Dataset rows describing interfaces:
━━━━━━
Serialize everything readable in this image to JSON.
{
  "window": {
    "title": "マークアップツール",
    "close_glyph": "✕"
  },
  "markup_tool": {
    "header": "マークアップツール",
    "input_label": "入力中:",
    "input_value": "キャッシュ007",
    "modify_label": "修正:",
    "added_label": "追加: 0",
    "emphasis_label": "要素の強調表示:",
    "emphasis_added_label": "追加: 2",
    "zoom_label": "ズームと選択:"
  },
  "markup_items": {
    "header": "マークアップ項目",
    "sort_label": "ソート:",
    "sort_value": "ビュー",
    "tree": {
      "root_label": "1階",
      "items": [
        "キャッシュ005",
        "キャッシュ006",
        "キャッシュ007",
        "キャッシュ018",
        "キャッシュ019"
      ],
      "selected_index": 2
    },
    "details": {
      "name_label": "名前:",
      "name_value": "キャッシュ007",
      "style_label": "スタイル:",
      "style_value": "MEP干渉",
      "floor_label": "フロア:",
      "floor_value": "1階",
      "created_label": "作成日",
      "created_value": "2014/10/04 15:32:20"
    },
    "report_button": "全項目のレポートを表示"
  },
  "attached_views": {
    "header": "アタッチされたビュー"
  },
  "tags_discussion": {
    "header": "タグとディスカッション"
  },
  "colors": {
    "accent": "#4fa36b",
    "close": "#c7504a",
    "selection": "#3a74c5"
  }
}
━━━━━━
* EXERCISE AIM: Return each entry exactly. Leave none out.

* SOLUTION FOR THIS PROBLEM:
Serialize everything readable in this image to JSON.
{
  "window": {
    "title": "マークアップツール",
    "close_glyph": "✕"
  },
  "markup_tool": {
    "header": "マークアップツール",
    "input_label": "入力中:",
    "input_value": "キャッシュ007",
    "modify_label": "修正:",
    "added_label": "追加: 0",
    "emphasis_label": "要素の強調表示:",
    "emphasis_added_label": "追加: 2",
    "zoom_label": "ズームと選択:"
  },
  "markup_items": {
    "header": "マークアップ項目",
    "sort_label": "ソート:",
    "sort_value": "ビュー",
    "tree": {
      "root_label": "1階",
      "items": [
        "キャッシュ005",
        "キャッシュ006",
        "キャッシュ007",
        "キャッシュ018",
        "キャッシュ019"
      ],
      "selected_index": 2
    },
    "details": {
      "name_label": "名前:",
      "name_value": "キャッシュ007",
      "style_label": "スタイル:",
      "style_value": "MEP干渉",
      "floor_label": "フロア:",
      "floor_value": "1階",
      "created_label": "作成日",
      "created_value": "2014/10/04 15:32:20"
    },
    "report_button": "全項目のレポートを表示"
  },
  "attached_views": {
    "header": "アタッチされたビュー"
  },
  "tags_discussion": {
    "header": "タグとディスカッション"
  },
  "colors": {
    "accent": "#4fa36b",
    "close": "#c7504a",
    "selection": "#3a74c5"
  }
}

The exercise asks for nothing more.